Film Review: Blue Jean
Director: Georgia Oakley
Many LGBTQ+ movies focus on friends and family’s reactions to a protagonist’s coming out journey. Not many films examine the protagonist’s struggle of being closeted and coming out not just to their loved ones, but to themselves and society, learning to accept themselves as a proud LGBTQ+ person. Blue Jean is one of those rare examples of the latter that also focuses on the consequences of such a brave decision.
Jean Newman (Rosy McEwen) lives a relatively normal life. She’s a P.E. teacher at a high school who enjoys going out to bars and clubs with her friends and her girlfriend Viv (Kerrie Hayes). By today’s standards, she’s a normal lesbian woman living her life as best she can—but Jean doesn’t live in the modern world; she lives in 1988 Britain, where then–Prime Minister Margaret Thatcher’s conservative government has just passed laws prohibiting the promotion of homosexuality by local authorities, not dissimilar to today’s “Don’t Say Gay” laws that are sweeping the United States. Jean’s closeted life eventually becomes threatened when a student of hers spots her at a gay bar with her less-than-closeted friends and partner. This sends Jean into a tailspin, eventually leading her to confront her status as a closeted lesbian and question her place within Britain’s anti-gay status quo.
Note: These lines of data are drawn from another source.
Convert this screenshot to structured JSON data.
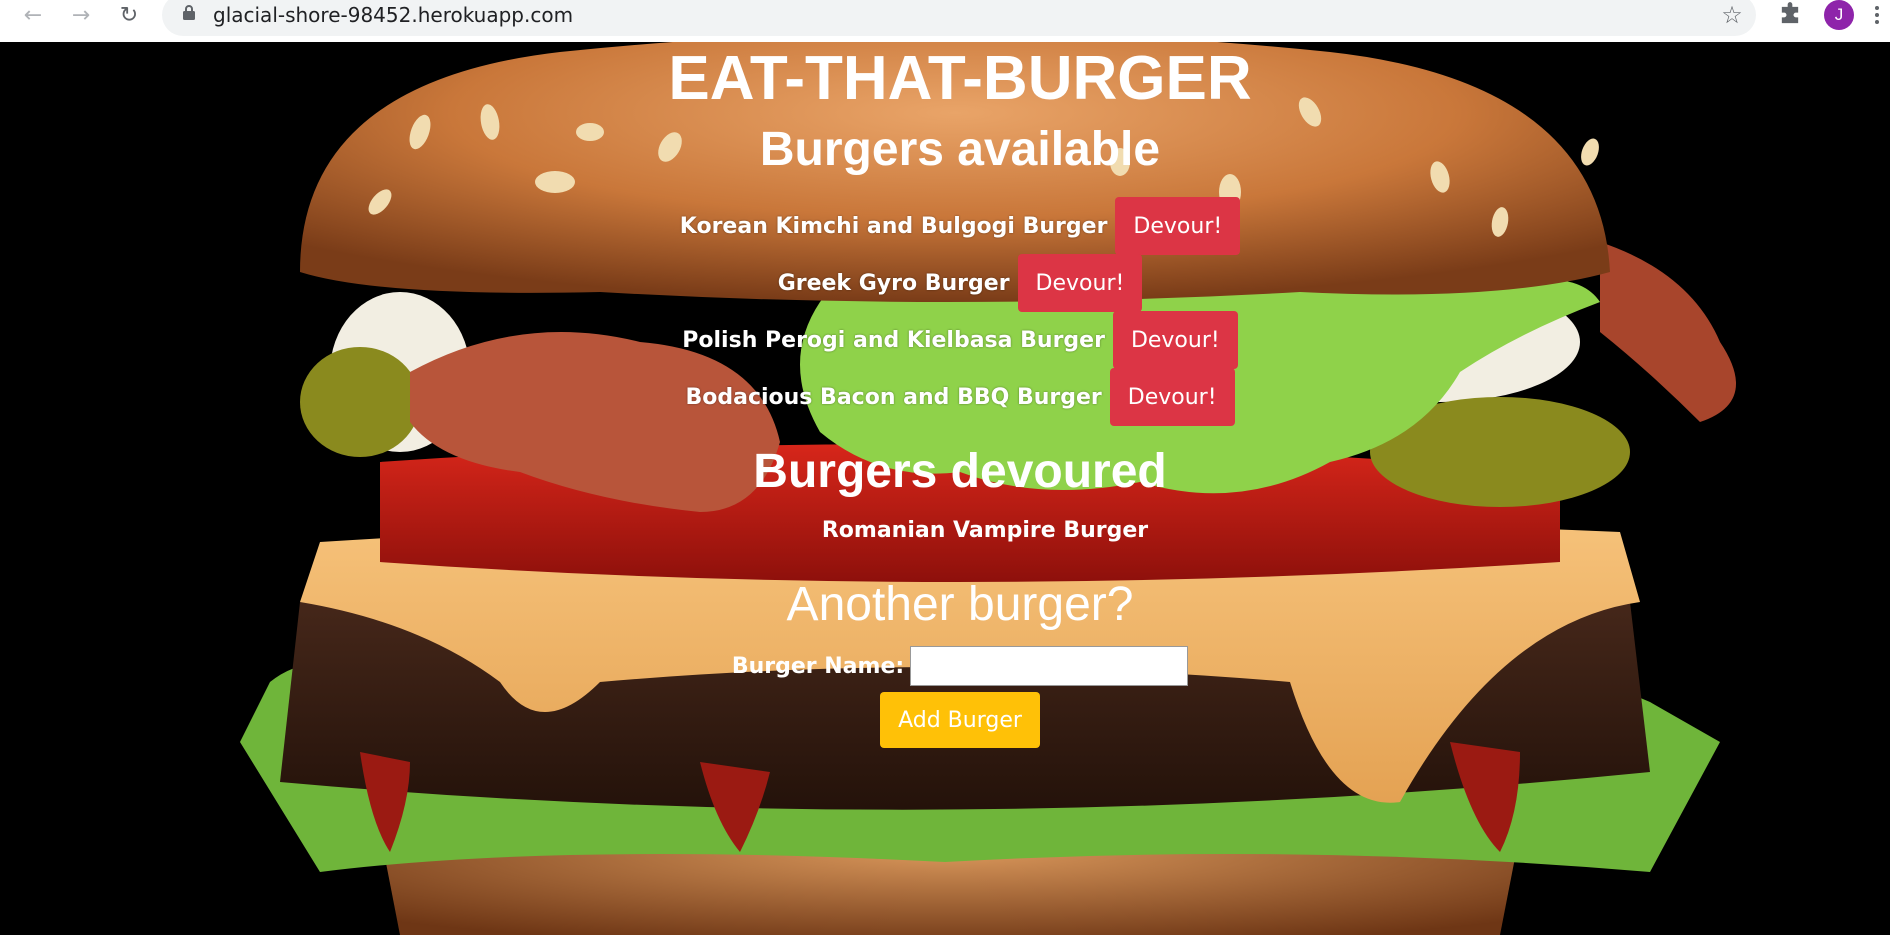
{
  "browser": {
    "url": "glacial-shore-98452.herokuapp.com",
    "avatar_initial": "J",
    "icons": {
      "back": "back-arrow-icon",
      "forward": "forward-arrow-icon",
      "reload": "reload-icon",
      "lock": "lock-icon",
      "bookmark": "star-icon",
      "extensions": "puzzle-icon",
      "menu": "kebab-menu-icon"
    }
  },
  "app": {
    "title": "EAT-THAT-BURGER",
    "available_heading": "Burgers available",
    "available": [
      {
        "name": "Korean Kimchi and Bulgogi Burger",
        "button": "Devour!"
      },
      {
        "name": "Greek Gyro Burger",
        "button": "Devour!"
      },
      {
        "name": "Polish Perogi and Kielbasa Burger",
        "button": "Devour!"
      },
      {
        "name": "Bodacious Bacon and BBQ Burger",
        "button": "Devour!"
      }
    ],
    "devoured_heading": "Burgers devoured",
    "devoured": [
      "Romanian Vampire Burger"
    ],
    "form_heading": "Another burger?",
    "form_label": "Burger Name:",
    "form_value": "",
    "add_button": "Add Burger"
  },
  "colors": {
    "devour_button": "#dc3545",
    "add_button": "#ffc107",
    "avatar": "#8e24aa"
  }
}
It’s easy to turn a plot like this into a mere dramatic thriller about whether or not Jean will be ousted from her job because of her sexuality, but writer/director Georgia Oakley is more interested in exploring the mentality of a closeted lesbian during this time in England and highlighting how LGBTQ+ individuals were treated. A salient moment comes when Jean and Viv are talking about a hetero-normative dating show on TV and how the government is distracting viewers from the real issues. Jean claims that not everything is political, but Viv simply responds, “Of course it is,” then kisses Jean deeply, which feels like an act of defiance against the conservative government.
Rosy McEwen gives an excellent portrayal of a woman struggling to be her truest self. We’re introduced to her when she’s dying her hair blonde, an innocuous task, only to find out she was once married with longer, darker hair. More than any bigoted policy or social norm, her demure nature prevents her from being content and honest with her friends and family, and McEwen navigates the role with aplomb.
Blue Jean doesn’t limit itself to being a drama about the consequences of being LGBTQ+ but rather focuses on the mental and emotional toll of being closeted and the anxiety one faces for it, both to those who know them and to society at large. –Eric Ray Christensen